* YOUR TASK
Starting at the line that holds "What data populates", copy every line exactly through the end of the data, and no others.

##### DATASET ENTRIES #####

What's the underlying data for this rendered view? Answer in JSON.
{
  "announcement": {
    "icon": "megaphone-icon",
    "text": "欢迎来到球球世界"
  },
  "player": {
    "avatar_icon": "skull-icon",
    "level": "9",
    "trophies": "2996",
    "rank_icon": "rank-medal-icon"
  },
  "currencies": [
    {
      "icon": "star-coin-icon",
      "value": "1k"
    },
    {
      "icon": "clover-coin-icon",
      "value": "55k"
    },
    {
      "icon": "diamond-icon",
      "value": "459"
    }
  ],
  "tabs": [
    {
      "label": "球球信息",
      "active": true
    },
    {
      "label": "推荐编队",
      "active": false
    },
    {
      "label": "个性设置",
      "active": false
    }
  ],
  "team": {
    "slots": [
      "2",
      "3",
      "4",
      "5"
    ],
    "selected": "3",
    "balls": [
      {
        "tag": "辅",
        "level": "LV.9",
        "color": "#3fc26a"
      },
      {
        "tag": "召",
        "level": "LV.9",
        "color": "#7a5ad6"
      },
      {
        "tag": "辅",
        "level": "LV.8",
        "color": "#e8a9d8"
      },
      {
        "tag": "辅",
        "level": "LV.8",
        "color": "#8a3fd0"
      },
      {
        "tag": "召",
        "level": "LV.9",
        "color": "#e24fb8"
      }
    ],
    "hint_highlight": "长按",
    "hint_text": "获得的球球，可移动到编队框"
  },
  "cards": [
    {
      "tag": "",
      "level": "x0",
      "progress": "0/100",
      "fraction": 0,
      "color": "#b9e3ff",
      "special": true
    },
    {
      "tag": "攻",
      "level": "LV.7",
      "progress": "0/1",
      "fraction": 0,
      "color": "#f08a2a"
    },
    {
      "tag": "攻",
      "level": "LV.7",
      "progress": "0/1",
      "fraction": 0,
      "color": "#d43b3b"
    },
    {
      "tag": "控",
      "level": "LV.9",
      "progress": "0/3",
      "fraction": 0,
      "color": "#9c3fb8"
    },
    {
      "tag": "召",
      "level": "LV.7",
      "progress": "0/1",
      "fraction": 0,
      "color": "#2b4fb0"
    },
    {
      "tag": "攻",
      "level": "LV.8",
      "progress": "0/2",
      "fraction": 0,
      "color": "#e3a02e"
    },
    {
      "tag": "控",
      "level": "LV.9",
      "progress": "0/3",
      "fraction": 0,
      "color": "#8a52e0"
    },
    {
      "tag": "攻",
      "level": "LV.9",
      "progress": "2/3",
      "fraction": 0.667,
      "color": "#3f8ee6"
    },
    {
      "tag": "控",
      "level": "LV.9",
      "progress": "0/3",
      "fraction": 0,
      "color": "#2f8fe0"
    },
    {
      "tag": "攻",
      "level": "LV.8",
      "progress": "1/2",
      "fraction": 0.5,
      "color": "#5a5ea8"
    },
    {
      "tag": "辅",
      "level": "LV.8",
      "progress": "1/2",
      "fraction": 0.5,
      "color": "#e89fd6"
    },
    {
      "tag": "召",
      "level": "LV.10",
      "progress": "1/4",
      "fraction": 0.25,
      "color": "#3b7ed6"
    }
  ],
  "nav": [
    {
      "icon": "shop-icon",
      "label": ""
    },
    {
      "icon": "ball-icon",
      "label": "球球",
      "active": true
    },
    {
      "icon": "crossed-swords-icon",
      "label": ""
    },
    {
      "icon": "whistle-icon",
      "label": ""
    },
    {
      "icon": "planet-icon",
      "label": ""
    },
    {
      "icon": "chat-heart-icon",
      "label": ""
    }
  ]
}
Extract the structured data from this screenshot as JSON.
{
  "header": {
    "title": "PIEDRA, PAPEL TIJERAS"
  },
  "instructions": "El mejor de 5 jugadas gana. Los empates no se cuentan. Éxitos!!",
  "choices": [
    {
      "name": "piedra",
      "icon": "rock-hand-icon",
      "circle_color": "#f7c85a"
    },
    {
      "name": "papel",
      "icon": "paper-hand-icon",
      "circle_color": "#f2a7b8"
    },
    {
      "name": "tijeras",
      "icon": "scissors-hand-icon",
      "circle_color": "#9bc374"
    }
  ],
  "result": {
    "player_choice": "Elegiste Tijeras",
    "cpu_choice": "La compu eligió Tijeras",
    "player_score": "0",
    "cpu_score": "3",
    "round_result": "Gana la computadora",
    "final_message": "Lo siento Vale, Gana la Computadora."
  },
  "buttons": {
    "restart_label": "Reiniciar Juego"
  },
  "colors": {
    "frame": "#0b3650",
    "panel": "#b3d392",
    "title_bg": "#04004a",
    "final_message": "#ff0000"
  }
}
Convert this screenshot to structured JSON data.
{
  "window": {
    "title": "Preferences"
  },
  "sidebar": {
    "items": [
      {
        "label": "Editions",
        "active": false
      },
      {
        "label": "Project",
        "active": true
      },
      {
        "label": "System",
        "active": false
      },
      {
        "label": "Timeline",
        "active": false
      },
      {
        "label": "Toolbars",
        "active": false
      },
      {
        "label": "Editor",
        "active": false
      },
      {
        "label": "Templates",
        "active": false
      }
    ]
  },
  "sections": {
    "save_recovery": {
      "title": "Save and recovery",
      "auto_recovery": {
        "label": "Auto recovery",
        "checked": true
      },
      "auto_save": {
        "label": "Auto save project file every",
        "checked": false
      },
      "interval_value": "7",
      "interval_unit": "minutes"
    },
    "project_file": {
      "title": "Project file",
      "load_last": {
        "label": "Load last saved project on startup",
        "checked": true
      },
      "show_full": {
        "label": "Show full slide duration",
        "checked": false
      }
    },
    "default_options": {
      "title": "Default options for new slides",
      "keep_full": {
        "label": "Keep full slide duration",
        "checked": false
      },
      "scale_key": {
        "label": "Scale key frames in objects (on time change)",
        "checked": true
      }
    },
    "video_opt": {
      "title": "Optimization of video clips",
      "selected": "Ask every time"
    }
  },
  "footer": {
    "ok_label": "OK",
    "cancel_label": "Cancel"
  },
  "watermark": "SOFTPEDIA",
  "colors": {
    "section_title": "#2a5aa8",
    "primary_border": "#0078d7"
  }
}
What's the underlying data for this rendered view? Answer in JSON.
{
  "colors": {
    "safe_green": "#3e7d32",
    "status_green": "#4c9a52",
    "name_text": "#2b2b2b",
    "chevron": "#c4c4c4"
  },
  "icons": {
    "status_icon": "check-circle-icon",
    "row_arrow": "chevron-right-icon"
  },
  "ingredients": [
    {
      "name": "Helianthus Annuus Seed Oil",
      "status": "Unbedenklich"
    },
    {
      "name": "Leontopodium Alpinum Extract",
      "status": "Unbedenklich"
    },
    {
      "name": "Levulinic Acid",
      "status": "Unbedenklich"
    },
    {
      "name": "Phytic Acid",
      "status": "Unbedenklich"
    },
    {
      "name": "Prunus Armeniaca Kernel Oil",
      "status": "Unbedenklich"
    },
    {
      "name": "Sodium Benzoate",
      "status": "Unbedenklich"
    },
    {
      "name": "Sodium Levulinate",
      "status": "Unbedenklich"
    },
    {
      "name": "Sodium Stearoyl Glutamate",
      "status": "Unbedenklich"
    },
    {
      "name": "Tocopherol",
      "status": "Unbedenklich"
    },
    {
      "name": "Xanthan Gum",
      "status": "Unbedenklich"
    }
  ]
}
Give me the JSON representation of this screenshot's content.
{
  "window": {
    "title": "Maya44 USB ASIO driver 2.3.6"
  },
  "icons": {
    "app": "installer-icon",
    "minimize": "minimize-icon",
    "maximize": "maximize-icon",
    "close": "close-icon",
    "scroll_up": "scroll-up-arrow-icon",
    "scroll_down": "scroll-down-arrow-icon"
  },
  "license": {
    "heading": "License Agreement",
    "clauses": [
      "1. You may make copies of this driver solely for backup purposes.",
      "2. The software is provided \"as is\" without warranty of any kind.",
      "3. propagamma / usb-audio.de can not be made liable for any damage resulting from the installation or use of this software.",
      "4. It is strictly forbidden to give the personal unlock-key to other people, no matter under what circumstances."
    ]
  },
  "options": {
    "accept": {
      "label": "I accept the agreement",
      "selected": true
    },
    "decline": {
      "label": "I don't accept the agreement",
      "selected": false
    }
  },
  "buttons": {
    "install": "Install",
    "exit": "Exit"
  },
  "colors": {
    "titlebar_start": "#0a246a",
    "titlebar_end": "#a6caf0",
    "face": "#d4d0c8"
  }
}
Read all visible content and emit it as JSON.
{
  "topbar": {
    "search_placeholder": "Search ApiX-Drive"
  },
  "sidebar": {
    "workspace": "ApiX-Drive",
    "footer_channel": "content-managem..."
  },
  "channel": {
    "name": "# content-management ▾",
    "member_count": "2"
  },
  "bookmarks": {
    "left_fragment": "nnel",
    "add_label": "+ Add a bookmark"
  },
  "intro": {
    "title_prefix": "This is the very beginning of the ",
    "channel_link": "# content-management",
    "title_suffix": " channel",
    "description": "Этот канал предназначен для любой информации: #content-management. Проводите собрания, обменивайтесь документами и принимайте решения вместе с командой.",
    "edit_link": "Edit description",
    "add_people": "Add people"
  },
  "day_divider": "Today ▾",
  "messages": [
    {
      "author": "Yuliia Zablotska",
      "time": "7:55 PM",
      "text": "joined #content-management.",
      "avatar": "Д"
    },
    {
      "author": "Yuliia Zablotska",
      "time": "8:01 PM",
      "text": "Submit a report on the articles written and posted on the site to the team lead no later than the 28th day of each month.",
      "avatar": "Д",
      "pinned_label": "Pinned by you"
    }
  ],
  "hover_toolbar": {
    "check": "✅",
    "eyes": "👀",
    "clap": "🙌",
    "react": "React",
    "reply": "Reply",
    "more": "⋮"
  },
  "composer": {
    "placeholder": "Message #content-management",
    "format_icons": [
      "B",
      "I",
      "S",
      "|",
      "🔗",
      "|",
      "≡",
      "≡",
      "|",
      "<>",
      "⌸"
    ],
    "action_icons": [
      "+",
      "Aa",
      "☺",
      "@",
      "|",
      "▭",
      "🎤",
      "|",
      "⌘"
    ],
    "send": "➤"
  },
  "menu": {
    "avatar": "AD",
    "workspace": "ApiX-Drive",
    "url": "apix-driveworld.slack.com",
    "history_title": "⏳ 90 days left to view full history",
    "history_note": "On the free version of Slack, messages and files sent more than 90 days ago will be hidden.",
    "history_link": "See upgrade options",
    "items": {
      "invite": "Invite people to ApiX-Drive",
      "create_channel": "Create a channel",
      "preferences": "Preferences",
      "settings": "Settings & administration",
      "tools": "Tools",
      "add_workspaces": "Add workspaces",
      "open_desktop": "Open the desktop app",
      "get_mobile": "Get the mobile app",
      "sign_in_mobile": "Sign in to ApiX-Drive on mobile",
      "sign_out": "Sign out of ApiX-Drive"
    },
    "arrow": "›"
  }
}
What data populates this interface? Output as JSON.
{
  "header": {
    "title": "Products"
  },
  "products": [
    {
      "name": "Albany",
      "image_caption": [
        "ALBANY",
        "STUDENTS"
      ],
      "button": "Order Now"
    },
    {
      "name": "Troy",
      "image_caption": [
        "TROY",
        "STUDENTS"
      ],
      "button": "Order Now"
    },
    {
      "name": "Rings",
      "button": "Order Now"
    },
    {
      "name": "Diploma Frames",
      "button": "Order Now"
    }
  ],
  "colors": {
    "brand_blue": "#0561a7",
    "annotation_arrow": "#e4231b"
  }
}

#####

* TASK OUTPUT
What data populates this interface? Output as JSON.
{
  "header": {
    "title": "Products"
  },
  "products": [
    {
      "name": "Albany",
      "image_caption": [
        "ALBANY",
        "STUDENTS"
      ],
      "button": "Order Now"
    },
    {
      "name": "Troy",
      "image_caption": [
        "TROY",
        "STUDENTS"
      ],
      "button": "Order Now"
    },
    {
      "name": "Rings",
      "button": "Order Now"
    },
    {
      "name": "Diploma Frames",
      "button": "Order Now"
    }
  ],
  "colors": {
    "brand_blue": "#0561a7",
    "annotation_arrow": "#e4231b"
  }
}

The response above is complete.